Description of the task: Tally the lines in the records below that contain "name" and return only the result.

[Extracted entries]

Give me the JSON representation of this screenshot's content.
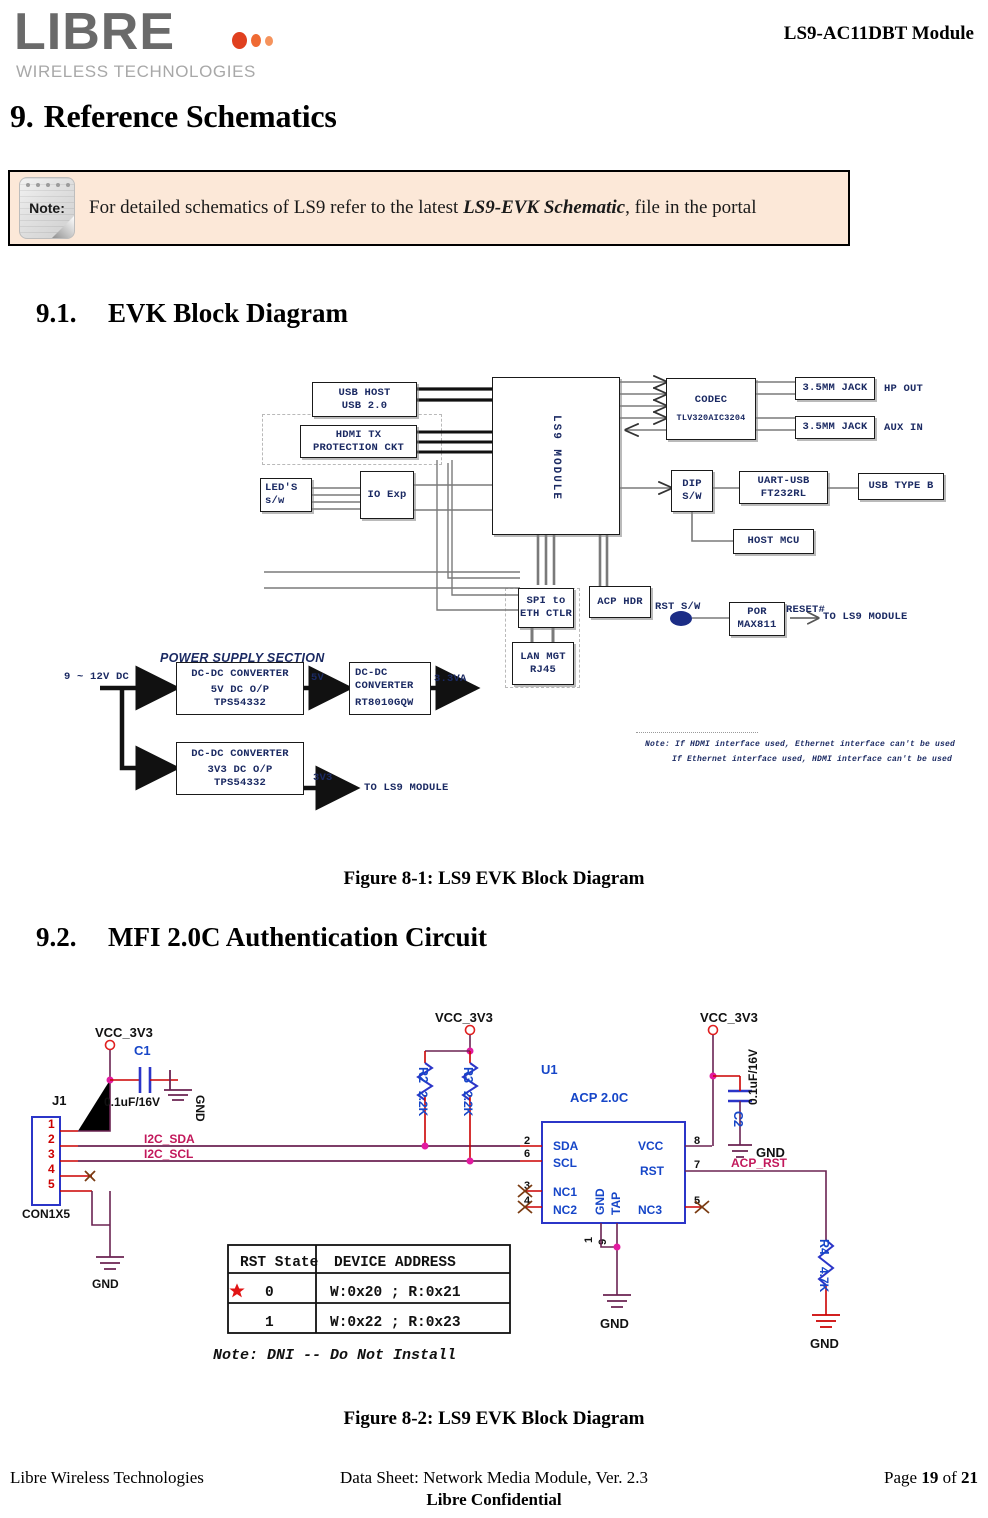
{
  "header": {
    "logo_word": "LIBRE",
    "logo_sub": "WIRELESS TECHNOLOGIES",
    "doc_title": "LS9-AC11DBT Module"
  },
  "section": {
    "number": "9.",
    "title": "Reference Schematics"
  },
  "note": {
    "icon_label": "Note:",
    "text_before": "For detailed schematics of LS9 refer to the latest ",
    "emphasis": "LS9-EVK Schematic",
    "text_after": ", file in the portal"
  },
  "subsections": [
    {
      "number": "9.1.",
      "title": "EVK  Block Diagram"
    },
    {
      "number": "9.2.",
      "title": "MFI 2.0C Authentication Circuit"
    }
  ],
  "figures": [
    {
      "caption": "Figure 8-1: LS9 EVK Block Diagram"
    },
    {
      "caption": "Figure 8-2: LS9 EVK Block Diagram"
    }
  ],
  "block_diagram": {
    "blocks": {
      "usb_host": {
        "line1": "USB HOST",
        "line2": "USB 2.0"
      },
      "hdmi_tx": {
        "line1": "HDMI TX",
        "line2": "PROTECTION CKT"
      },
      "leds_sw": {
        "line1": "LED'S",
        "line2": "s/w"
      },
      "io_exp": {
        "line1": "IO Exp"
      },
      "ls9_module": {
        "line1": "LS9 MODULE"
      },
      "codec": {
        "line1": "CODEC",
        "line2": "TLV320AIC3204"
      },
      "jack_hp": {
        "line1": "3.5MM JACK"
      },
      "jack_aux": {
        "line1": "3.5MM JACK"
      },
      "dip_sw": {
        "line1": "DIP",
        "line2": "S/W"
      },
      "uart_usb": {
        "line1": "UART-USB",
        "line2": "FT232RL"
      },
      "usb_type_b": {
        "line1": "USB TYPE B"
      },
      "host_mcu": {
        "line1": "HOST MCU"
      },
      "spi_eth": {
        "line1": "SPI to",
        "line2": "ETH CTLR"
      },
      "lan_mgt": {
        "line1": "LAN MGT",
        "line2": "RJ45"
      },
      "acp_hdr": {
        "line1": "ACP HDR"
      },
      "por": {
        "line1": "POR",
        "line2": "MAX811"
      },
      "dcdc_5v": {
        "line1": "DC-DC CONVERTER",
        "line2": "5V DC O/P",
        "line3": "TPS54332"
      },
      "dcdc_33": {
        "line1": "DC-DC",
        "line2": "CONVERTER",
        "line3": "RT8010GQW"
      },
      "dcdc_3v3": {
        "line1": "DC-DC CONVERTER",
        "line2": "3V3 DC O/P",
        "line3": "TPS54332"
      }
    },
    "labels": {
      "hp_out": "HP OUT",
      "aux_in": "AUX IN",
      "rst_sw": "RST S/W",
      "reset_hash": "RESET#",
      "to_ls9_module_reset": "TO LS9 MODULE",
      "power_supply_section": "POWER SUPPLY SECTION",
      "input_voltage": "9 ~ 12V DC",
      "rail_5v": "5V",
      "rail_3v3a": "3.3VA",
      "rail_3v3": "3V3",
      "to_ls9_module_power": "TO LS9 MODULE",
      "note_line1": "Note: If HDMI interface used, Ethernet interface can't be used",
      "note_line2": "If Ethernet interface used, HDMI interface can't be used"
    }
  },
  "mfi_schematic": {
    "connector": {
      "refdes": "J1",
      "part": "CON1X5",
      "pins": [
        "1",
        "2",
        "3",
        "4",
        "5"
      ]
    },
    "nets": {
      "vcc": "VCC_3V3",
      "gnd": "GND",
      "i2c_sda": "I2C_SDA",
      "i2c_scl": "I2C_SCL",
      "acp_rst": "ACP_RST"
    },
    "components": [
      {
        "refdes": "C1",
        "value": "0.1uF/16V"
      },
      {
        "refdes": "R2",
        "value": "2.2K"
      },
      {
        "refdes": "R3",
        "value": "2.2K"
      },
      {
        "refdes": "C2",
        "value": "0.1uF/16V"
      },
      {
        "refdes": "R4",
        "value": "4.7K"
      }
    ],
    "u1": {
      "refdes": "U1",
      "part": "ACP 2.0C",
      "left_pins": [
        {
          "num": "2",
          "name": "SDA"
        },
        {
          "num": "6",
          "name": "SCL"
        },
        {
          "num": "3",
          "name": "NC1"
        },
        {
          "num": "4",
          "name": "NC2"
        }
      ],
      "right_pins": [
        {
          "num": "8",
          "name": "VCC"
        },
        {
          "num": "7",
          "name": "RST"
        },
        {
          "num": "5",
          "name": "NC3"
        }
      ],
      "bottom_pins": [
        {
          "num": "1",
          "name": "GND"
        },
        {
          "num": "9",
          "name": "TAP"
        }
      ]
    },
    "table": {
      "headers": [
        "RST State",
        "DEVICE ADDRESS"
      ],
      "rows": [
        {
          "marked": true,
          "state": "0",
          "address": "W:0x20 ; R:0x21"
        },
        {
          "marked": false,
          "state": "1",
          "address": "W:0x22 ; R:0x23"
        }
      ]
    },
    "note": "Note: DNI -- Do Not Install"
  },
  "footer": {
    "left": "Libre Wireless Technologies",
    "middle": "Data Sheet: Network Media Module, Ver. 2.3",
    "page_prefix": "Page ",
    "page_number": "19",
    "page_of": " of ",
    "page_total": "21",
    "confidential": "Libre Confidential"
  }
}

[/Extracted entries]

Exercise output: 9